- TASK ITEM
What is the number of lines in the data below that contain "Round"? Answer with that number and no other words.

- INFORMATION SUPPLIED
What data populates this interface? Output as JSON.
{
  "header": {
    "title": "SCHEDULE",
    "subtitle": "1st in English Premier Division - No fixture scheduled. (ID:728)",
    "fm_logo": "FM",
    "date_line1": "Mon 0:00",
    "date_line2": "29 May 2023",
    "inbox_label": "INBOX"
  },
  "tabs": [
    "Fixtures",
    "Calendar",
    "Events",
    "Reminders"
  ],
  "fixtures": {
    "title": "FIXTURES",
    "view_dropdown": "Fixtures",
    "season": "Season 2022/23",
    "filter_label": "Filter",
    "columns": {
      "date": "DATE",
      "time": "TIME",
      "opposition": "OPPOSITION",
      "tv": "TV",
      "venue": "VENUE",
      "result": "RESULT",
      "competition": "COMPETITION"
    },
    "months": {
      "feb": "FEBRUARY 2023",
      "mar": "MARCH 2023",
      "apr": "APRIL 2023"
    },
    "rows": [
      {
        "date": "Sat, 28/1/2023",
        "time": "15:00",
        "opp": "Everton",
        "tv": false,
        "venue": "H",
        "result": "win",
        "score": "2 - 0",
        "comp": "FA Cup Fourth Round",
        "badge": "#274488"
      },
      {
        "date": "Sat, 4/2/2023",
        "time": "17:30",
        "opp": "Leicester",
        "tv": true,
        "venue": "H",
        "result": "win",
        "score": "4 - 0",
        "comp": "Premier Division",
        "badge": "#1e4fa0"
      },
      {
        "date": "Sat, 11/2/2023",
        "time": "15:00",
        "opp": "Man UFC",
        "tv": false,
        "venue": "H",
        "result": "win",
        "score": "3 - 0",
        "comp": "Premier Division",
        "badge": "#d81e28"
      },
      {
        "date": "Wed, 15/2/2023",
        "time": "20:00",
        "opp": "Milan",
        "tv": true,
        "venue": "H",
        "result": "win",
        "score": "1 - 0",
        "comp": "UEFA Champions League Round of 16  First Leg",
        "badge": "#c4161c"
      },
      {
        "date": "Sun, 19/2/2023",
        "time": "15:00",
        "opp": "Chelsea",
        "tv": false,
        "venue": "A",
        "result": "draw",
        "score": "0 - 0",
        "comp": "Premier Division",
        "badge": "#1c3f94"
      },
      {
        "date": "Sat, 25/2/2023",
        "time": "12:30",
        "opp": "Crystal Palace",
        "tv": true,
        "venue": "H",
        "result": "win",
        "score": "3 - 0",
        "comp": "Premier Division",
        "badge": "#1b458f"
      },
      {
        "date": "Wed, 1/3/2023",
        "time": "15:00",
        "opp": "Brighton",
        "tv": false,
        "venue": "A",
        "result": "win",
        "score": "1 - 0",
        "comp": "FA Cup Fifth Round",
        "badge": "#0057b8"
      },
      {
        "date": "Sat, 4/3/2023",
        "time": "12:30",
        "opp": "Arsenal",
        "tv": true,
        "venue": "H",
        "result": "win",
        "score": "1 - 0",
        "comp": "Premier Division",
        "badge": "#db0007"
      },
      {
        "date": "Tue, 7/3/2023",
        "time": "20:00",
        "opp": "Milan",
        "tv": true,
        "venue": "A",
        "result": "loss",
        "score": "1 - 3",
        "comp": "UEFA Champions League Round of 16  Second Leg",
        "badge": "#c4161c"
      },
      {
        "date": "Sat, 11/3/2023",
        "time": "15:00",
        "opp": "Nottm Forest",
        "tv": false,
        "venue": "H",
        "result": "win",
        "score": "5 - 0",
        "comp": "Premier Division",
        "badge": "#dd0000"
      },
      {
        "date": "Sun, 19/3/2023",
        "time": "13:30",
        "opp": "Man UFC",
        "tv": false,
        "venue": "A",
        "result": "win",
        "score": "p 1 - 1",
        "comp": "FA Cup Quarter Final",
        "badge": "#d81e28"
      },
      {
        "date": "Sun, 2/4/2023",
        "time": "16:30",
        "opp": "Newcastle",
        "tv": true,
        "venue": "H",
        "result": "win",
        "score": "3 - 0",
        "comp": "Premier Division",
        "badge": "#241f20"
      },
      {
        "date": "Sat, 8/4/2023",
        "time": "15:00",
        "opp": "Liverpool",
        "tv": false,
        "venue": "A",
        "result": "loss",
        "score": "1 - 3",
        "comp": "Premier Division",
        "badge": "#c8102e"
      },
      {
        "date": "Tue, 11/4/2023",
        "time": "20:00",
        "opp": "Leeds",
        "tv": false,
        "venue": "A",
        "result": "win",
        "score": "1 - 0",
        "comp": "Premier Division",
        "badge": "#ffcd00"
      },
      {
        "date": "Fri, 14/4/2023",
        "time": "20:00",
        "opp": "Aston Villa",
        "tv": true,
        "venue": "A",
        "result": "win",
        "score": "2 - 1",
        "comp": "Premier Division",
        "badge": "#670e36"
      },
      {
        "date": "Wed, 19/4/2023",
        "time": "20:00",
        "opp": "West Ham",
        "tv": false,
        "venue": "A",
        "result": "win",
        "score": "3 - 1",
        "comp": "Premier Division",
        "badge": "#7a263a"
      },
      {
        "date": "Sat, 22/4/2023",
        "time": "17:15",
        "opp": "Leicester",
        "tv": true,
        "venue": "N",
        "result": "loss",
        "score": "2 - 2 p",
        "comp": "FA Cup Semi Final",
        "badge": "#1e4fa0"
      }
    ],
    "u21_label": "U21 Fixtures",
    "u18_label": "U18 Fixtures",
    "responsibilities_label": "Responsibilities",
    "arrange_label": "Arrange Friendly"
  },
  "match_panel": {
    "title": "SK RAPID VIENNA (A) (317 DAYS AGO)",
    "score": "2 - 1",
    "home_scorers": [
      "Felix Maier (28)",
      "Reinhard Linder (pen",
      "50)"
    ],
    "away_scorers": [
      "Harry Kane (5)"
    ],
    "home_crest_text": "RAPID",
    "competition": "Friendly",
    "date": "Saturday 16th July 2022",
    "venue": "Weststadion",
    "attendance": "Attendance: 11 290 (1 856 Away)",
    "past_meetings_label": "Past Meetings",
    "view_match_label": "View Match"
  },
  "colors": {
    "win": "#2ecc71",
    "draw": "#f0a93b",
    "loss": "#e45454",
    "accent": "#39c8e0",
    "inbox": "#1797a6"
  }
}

- SOLUTION FOR THIS TASK
4